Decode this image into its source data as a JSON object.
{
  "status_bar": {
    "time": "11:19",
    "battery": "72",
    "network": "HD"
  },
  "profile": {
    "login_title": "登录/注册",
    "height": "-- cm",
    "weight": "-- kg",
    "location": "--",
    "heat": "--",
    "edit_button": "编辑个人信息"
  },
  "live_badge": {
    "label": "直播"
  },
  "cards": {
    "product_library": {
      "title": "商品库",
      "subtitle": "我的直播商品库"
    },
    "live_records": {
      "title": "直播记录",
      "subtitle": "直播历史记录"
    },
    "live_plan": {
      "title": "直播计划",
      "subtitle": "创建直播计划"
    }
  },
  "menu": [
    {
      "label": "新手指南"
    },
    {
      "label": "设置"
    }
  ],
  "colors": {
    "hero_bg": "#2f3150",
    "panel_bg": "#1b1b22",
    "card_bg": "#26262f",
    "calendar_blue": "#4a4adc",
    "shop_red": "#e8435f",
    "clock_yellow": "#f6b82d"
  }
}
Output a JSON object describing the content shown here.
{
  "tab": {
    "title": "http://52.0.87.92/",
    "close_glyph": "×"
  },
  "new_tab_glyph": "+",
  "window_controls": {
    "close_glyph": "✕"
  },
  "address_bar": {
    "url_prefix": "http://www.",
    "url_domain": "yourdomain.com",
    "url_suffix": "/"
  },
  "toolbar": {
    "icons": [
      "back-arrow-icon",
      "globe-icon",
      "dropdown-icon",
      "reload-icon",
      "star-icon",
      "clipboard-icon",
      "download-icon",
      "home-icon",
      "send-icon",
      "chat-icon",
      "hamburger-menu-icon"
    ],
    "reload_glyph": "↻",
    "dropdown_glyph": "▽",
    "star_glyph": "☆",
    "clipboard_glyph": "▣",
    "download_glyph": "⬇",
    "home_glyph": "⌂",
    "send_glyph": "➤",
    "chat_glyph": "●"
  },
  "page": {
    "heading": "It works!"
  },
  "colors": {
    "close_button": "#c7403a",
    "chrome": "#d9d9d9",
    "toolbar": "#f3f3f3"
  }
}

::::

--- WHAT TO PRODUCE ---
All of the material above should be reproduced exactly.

--- RESULT ---
Decode this image into its source data as a JSON object.
{
  "status_bar": {
    "time": "11:19",
    "battery": "72",
    "network": "HD"
  },
  "profile": {
    "login_title": "登录/注册",
    "height": "-- cm",
    "weight": "-- kg",
    "location": "--",
    "heat": "--",
    "edit_button": "编辑个人信息"
  },
  "live_badge": {
    "label": "直播"
  },
  "cards": {
    "product_library": {
      "title": "商品库",
      "subtitle": "我的直播商品库"
    },
    "live_records": {
      "title": "直播记录",
      "subtitle": "直播历史记录"
    },
    "live_plan": {
      "title": "直播计划",
      "subtitle": "创建直播计划"
    }
  },
  "menu": [
    {
      "label": "新手指南"
    },
    {
      "label": "设置"
    }
  ],
  "colors": {
    "hero_bg": "#2f3150",
    "panel_bg": "#1b1b22",
    "card_bg": "#26262f",
    "calendar_blue": "#4a4adc",
    "shop_red": "#e8435f",
    "clock_yellow": "#f6b82d"
  }
}
Output a JSON object describing the content shown here.
{
  "tab": {
    "title": "http://52.0.87.92/",
    "close_glyph": "×"
  },
  "new_tab_glyph": "+",
  "window_controls": {
    "close_glyph": "✕"
  },
  "address_bar": {
    "url_prefix": "http://www.",
    "url_domain": "yourdomain.com",
    "url_suffix": "/"
  },
  "toolbar": {
    "icons": [
      "back-arrow-icon",
      "globe-icon",
      "dropdown-icon",
      "reload-icon",
      "star-icon",
      "clipboard-icon",
      "download-icon",
      "home-icon",
      "send-icon",
      "chat-icon",
      "hamburger-menu-icon"
    ],
    "reload_glyph": "↻",
    "dropdown_glyph": "▽",
    "star_glyph": "☆",
    "clipboard_glyph": "▣",
    "download_glyph": "⬇",
    "home_glyph": "⌂",
    "send_glyph": "➤",
    "chat_glyph": "●"
  },
  "page": {
    "heading": "It works!"
  },
  "colors": {
    "close_button": "#c7403a",
    "chrome": "#d9d9d9",
    "toolbar": "#f3f3f3"
  }
}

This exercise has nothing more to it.